United Nations Security Council Resolution 242 (S/RES/242) was adopted unanimously by the UN Security Council on November 22, 1967, in the aftermath of the Six-Day War. It was adopted under Chapter VI of the UN Charter. The resolution was sponsored by British ambassador Lord Caradon and was one of five drafts under consideration.

The preamble refers to the "inadmissibility of the acquisition of territory by war and the need to work for a just and lasting peace in the Middle East in which every State in the area can live in security."

Operative Paragraph One "Affirms that the fulfillment of Charter principles requires the establishment of a just and lasting peace in the Middle East which should include the application of both the following principles:

(i) Withdrawal of Israel armed forces from territories occupied in the recent conflict;

(ii) Termination of all claims or states of belligerency and respect for and acknowledgment of the sovereignty, territorial integrity and political independence of every State in the area and their right to live in peace within secure and recognized boundaries free from threats or acts of force."
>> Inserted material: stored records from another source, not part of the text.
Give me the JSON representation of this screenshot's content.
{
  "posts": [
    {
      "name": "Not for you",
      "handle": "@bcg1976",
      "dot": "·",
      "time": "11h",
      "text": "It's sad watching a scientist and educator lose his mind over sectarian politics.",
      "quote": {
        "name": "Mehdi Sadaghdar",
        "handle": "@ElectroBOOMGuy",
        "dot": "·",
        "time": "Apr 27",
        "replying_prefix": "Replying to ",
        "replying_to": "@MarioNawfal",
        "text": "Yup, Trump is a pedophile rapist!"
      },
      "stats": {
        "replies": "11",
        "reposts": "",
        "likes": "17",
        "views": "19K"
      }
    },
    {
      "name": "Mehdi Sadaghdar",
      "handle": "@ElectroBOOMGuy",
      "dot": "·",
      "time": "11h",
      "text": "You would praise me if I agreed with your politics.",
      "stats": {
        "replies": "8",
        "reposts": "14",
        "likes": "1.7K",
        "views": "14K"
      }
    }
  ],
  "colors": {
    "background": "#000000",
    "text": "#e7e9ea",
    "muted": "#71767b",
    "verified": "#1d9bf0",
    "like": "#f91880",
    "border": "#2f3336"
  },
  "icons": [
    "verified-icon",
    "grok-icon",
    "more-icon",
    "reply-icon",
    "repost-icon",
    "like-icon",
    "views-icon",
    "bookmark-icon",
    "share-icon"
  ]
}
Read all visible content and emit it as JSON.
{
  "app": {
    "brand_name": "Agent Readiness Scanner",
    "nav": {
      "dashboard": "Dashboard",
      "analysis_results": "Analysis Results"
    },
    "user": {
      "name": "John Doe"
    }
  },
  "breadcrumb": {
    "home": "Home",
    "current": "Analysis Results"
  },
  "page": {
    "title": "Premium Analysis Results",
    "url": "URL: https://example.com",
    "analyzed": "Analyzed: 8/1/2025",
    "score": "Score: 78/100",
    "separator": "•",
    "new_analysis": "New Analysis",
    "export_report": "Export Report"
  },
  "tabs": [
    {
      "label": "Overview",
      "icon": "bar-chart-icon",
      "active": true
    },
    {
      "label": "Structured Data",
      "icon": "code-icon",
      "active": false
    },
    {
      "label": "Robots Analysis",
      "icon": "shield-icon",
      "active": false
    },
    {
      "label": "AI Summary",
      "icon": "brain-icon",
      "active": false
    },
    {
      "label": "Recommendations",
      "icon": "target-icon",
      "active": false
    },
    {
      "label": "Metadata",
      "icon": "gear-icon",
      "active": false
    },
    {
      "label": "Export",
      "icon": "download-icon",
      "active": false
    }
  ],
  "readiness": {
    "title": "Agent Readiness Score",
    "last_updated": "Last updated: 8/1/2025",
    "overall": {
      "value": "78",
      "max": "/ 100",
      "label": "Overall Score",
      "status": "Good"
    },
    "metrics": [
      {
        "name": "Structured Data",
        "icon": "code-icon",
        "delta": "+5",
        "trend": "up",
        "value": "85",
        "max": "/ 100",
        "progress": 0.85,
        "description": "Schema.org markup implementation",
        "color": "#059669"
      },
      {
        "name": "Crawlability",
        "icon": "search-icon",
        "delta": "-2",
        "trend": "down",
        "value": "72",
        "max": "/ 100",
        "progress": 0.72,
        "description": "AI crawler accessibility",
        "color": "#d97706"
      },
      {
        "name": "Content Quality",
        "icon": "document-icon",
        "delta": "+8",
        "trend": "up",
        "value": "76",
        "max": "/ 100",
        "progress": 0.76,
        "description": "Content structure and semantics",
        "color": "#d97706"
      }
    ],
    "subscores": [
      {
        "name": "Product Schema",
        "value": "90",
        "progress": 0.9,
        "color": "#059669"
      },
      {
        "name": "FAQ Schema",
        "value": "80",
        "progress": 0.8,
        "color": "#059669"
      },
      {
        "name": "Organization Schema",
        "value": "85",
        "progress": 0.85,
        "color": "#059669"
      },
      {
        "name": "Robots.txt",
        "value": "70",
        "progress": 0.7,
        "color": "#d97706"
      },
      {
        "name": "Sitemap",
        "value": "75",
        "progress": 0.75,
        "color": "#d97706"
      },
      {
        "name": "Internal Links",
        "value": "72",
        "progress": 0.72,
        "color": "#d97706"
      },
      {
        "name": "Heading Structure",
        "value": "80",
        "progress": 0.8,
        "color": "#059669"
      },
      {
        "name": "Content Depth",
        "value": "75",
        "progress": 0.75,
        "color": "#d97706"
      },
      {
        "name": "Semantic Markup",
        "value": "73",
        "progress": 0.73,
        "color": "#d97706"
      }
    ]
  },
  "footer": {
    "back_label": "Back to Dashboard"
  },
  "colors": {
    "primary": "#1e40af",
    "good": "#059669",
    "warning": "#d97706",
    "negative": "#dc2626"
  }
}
Egypt, Jordan, Israel and Lebanon entered into consultations with the UN Special representative over the implementation of 242. After denouncing it in 1967, Syria "conditionally" accepted the resolution in March 1972. Syria formally accepted UN Security Council Resolution 338, the cease-fire at the end of the Yom Kippur War (in 1973), which embraced resolution 242.

On 1 May 1968, the Israeli ambassador to the UN expressed Israel's position to the Security Council: "My government has indicated its acceptance of the Security Council resolution for the promotion of agreement on the establishment of a just and lasting peace. I am also authorized to reaffirm that we are willing to seek agreement with each Arab State on all matters included in that resolution."

In a statement to the General Assembly on 15 October 1968, the PLO rejected Resolution 242, saying "the implementation of said resolution will lead to the loss of every hope for the establishment of peace and security in Palestine and the Middle East region." In September 1993, the PLO agreed that Resolutions 242 and 338 should be the basis for negotiations with Israel when it signed the Declaration of Principles.

Resolution 242 is one of the most widely affirmed resolutions on the Arab–Israeli conflict and formed the basis for later negotiations between the parties. These led to Peace Treaties between Israel and Egypt (1979) and Jordan (1994), as well as the 1993 and 1995 agreements with the Palestinians.


Four Total Lunar Eclipses 2014-2015
April 15, 2014 Pesach
October 8, 2014 Erev Sukkot
April 4, 2015 Pesach
September 28, 2015 Sukkot

Solar Eclipses 2015
Total: March 20, 2015/Adar 29 last day of holy year
Partial: September 13, 2015 Erev Rosh Hashanah


Partial Restoration of the Temple Mount?